Besides being known as the location for a TV show, Albuquerque is undeniably and internationally known for their hot air balloon fiesta.
For an event that’s so big, it’s really understated. I didn’t realize how big it was until I went and saw it for myself. I wondered if it was hyped up and was surprised to find that it was not.
“This weekend, the most photographed place was Albuquerque Balloon fiesta,” a voice announced from the radio.
The other thing that I learned was that if you want to get that shot, you’d have to go to the festival for more than one day…
On the second day, I took their park-n-ride shuttle from the mall, which was two miles from where I was staying. I woke up at three and started walking at three-thirty in the dark. Upon arrival and checking in, they had coffee or hot chocolate for us. The buses quickly filled up, and we piled into the third bus.
It was still dark when I arrived, and the morning glow hadn’t started so I grabbed the chili tamales I’ve been hoping to try. New Mexico was famous for their chili, and Albuquerque was famous for their Hatch chili (grown in Hatch). I wasn’t able to tell the difference though. It was spicy, but makes one chili better than another?
Breakfast with red chili tamale
After having a warm breakfast, I wandered into the fields as the “morning glow” of the hot air balloon festival began. The hot air balloons started lighting up for their dawn patrol, which is a group of hot air balloon that they send up to test the fog and flying conditions. Hot air balloons really depended on the weather to fly.
This time, there wasn’t much fog.
Watching the hot air balloons at the festival was a like a gamble. I was fortunate to not have schedule much and had an extra half day to watch the hot air balloons, and the view was worth it.
The second day of the balloon fiesta showed how the sky could be with a hundred of colorful balloons.
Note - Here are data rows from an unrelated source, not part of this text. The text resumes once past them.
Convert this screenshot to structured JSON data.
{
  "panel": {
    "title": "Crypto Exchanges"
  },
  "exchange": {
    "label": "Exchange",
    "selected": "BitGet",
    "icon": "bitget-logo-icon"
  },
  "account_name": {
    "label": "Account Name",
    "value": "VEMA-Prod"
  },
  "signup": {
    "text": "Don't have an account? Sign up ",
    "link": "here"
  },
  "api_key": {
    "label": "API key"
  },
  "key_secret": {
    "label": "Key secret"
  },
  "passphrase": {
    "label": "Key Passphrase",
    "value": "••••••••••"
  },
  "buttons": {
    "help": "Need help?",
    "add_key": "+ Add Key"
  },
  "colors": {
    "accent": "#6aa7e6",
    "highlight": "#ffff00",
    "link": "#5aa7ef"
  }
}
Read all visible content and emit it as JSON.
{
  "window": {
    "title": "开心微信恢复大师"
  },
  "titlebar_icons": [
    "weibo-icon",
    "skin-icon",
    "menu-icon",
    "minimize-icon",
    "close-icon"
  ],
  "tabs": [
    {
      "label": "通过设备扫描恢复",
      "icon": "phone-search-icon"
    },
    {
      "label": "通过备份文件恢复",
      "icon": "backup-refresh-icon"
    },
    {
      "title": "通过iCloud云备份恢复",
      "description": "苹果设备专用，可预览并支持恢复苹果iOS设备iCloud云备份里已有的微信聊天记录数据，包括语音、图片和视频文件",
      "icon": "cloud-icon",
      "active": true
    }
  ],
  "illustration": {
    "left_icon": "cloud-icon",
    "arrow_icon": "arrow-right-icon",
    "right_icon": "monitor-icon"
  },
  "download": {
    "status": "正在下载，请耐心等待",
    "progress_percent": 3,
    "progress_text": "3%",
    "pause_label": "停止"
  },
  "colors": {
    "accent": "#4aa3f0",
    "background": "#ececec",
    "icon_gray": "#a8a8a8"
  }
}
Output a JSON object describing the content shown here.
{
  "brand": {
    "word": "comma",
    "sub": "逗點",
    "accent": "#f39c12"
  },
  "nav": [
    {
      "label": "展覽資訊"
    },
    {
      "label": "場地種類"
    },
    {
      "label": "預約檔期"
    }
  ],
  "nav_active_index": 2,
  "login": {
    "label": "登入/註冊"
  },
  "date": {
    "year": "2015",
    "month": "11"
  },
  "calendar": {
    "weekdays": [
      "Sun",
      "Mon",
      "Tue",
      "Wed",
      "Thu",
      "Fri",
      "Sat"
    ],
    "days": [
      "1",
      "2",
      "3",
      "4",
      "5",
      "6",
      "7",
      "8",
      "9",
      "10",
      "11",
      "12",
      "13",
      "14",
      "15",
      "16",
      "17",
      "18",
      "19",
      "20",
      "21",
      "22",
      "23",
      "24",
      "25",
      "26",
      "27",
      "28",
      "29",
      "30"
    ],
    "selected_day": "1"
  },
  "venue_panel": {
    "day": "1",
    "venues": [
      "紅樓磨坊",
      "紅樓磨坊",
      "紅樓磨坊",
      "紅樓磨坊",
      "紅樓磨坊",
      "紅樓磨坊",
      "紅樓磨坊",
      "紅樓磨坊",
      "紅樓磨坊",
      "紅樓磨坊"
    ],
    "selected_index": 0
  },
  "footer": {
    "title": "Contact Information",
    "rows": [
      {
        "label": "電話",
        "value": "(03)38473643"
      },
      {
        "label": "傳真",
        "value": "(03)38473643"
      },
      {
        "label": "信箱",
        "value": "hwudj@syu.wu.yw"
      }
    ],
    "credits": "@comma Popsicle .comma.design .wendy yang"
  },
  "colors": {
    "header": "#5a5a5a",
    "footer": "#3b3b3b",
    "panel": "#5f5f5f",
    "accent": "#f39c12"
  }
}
It was amazing!
Here are a few photos:SkyfulCloser View of the balloonsWith the sunriseThe Three AmigosHot Airballoon Timelapse video
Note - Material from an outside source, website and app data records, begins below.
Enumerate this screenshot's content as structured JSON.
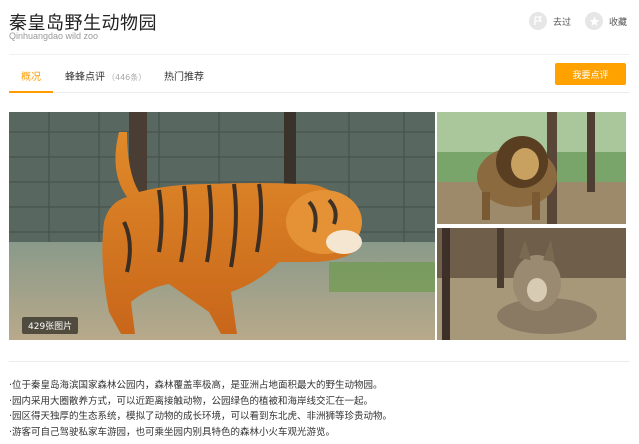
{
  "header": {
    "title": "秦皇岛野生动物园",
    "subtitle": "Qinhuangdao wild zoo"
  },
  "actions": {
    "been_label": "去过",
    "favorite_label": "收藏"
  },
  "tabs": [
    {
      "label": "概况"
    },
    {
      "label": "蜂蜂点评",
      "count": "（446条）"
    },
    {
      "label": "热门推荐"
    }
  ],
  "review_button_label": "我要点评",
  "photos": {
    "count_label": "429张图片"
  },
  "description": [
    "·位于秦皇岛海滨国家森林公园内，森林覆盖率极高，是亚洲占地面积最大的野生动物园。",
    "·园内采用大圈散养方式，可以近距离接触动物，公园绿色的植被和海岸线交汇在一起。",
    "·园区得天独厚的生态系统，模拟了动物的成长环境，可以看到东北虎、非洲狮等珍贵动物。",
    "·游客可自己驾驶私家车游园，也可乘坐园内别具特色的森林小火车观光游览。"
  ],
  "colors": {
    "accent": "#ffa200",
    "tab_active": "#ff9d00"
  }
}
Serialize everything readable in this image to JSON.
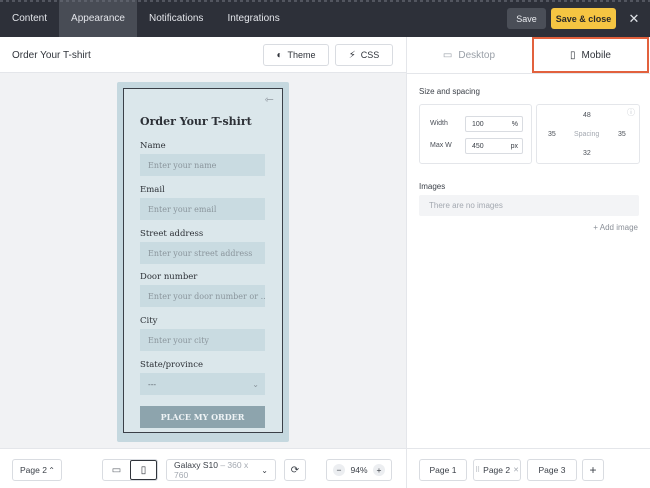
{
  "top_tabs": [
    {
      "label": "Content"
    },
    {
      "label": "Appearance"
    },
    {
      "label": "Notifications"
    },
    {
      "label": "Integrations"
    }
  ],
  "top_actions": {
    "save": "Save",
    "save_close": "Save & close",
    "close": "✕"
  },
  "colors": {
    "accent_yellow": "#f5c542",
    "topbar": "#2d3039",
    "highlight_border": "#e2613d"
  },
  "left": {
    "title": "Order Your T-shirt",
    "theme_button": "Theme",
    "css_button": "CSS"
  },
  "form": {
    "title": "Order Your T-shirt",
    "fields": [
      {
        "label": "Name",
        "placeholder": "Enter your name"
      },
      {
        "label": "Email",
        "placeholder": "Enter your email"
      },
      {
        "label": "Street address",
        "placeholder": "Enter your street address"
      },
      {
        "label": "Door number",
        "placeholder": "Enter your door number or ..."
      },
      {
        "label": "City",
        "placeholder": "Enter your city"
      }
    ],
    "state": {
      "label": "State/province",
      "value": "---"
    },
    "submit": "PLACE MY ORDER"
  },
  "left_bottom": {
    "page_select": "Page 2",
    "device": "Galaxy S10",
    "device_dims": "– 360 x 760",
    "zoom": "94%"
  },
  "right": {
    "tab_desktop": "Desktop",
    "tab_mobile": "Mobile",
    "size_spacing_label": "Size and spacing",
    "width_label": "Width",
    "width_value": "100",
    "width_unit": "%",
    "maxw_label": "Max W",
    "maxw_value": "450",
    "maxw_unit": "px",
    "spacing": {
      "top": "48",
      "left": "35",
      "center": "Spacing",
      "right": "35",
      "bottom": "32"
    },
    "images_label": "Images",
    "images_empty": "There are no images",
    "add_image": "+ Add image"
  },
  "pages": [
    {
      "label": "Page 1"
    },
    {
      "label": "Page 2"
    },
    {
      "label": "Page 3"
    }
  ]
}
After the morning show, which lasted until around 10, my friends and I went for some festival food. I finally dared to buy a small bucket of ribbon fries which was drizzled in nacho cheese and chili sauce. It was about $10 and a nice comfort snack.
By the time I finished it, the balloons had either flown away or were taken down, and we planned to see Petroglyphs National Park. It was the last stop before I caught an Uber to catch the train going back home.
There are three different locations for the Petroglyphs hike and each was at least a mile from the visitor center. I chose the one that was down south.
Hike and rocks with petroglyphs
California also had petroglyphs, but I was curious to see the petroglyphs in New Mexico. About three-fourth of a mile in, I finally caught the white etching in the rocks. They were smaller than the ones I’ve seen in California in a secluded canyon. Unfortunately, I only had twenty minutes before my ride, and I rushed back after taking a few photos.
The third thing I learned about Albuquerque was that most people I met that weekend were friendly and nice and my driver was no exception. She greeted me with a smile and asked if I mind if she played country music. (I don’t. It was one of my favorites.) We both agreed that country music had good heartfelt stories and the romance that had vanished in modern life.
I wished I could have stayed longer and wander in this city that combined the old southwest with the new, but after a half day in the sun, I was ready to head back. This weekend shocked me with the pouring thunderstorm on the first day, the friends I made on the second day, and the hot air balloons on the the third day. I never knew what kind of adventure to expect. No one can really show you how it’s like. Only you can find out by heading there yourself.
Is the Albuquerque hot air balloon festival worth seeing? Yes, and don’t forget your cameras!